**Given entries**
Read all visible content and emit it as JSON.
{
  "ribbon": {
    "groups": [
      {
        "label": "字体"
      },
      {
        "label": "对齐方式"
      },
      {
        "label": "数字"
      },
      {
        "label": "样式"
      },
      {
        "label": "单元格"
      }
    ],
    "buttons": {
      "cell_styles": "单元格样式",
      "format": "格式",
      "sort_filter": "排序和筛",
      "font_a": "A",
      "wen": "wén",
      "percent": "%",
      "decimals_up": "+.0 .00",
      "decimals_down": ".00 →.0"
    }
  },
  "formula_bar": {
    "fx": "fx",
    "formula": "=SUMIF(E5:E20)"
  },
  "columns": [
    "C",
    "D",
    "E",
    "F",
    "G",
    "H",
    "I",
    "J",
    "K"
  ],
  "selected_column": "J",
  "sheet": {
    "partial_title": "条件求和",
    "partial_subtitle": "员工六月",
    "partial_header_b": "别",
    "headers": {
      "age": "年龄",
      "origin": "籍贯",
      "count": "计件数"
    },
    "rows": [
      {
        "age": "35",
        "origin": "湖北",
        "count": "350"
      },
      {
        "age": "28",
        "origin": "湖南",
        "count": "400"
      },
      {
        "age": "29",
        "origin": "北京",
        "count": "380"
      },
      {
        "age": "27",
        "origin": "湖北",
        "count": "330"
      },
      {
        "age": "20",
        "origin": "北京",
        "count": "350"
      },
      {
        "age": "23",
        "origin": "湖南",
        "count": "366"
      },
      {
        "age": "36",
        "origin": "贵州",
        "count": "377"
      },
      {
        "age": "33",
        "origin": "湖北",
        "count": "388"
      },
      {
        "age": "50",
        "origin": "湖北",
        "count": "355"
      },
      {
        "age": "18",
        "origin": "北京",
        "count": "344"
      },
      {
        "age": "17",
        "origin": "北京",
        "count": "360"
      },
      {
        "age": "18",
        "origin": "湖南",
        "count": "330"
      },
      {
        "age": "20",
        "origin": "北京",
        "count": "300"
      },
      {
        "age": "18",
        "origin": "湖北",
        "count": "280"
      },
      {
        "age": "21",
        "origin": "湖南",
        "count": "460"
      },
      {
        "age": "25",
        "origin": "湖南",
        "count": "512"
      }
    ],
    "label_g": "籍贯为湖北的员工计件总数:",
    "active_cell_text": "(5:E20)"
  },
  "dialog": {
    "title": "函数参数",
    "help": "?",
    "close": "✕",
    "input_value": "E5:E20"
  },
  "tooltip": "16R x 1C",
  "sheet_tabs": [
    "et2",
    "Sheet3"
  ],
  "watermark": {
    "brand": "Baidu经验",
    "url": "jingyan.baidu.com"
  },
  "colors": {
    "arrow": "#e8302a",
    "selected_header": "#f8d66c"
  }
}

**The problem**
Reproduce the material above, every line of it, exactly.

**Solution to the exercise**
Read all visible content and emit it as JSON.
{
  "ribbon": {
    "groups": [
      {
        "label": "字体"
      },
      {
        "label": "对齐方式"
      },
      {
        "label": "数字"
      },
      {
        "label": "样式"
      },
      {
        "label": "单元格"
      }
    ],
    "buttons": {
      "cell_styles": "单元格样式",
      "format": "格式",
      "sort_filter": "排序和筛",
      "font_a": "A",
      "wen": "wén",
      "percent": "%",
      "decimals_up": "+.0 .00",
      "decimals_down": ".00 →.0"
    }
  },
  "formula_bar": {
    "fx": "fx",
    "formula": "=SUMIF(E5:E20)"
  },
  "columns": [
    "C",
    "D",
    "E",
    "F",
    "G",
    "H",
    "I",
    "J",
    "K"
  ],
  "selected_column": "J",
  "sheet": {
    "partial_title": "条件求和",
    "partial_subtitle": "员工六月",
    "partial_header_b": "别",
    "headers": {
      "age": "年龄",
      "origin": "籍贯",
      "count": "计件数"
    },
    "rows": [
      {
        "age": "35",
        "origin": "湖北",
        "count": "350"
      },
      {
        "age": "28",
        "origin": "湖南",
        "count": "400"
      },
      {
        "age": "29",
        "origin": "北京",
        "count": "380"
      },
      {
        "age": "27",
        "origin": "湖北",
        "count": "330"
      },
      {
        "age": "20",
        "origin": "北京",
        "count": "350"
      },
      {
        "age": "23",
        "origin": "湖南",
        "count": "366"
      },
      {
        "age": "36",
        "origin": "贵州",
        "count": "377"
      },
      {
        "age": "33",
        "origin": "湖北",
        "count": "388"
      },
      {
        "age": "50",
        "origin": "湖北",
        "count": "355"
      },
      {
        "age": "18",
        "origin": "北京",
        "count": "344"
      },
      {
        "age": "17",
        "origin": "北京",
        "count": "360"
      },
      {
        "age": "18",
        "origin": "湖南",
        "count": "330"
      },
      {
        "age": "20",
        "origin": "北京",
        "count": "300"
      },
      {
        "age": "18",
        "origin": "湖北",
        "count": "280"
      },
      {
        "age": "21",
        "origin": "湖南",
        "count": "460"
      },
      {
        "age": "25",
        "origin": "湖南",
        "count": "512"
      }
    ],
    "label_g": "籍贯为湖北的员工计件总数:",
    "active_cell_text": "(5:E20)"
  },
  "dialog": {
    "title": "函数参数",
    "help": "?",
    "close": "✕",
    "input_value": "E5:E20"
  },
  "tooltip": "16R x 1C",
  "sheet_tabs": [
    "et2",
    "Sheet3"
  ],
  "watermark": {
    "brand": "Baidu经验",
    "url": "jingyan.baidu.com"
  },
  "colors": {
    "arrow": "#e8302a",
    "selected_header": "#f8d66c"
  }
}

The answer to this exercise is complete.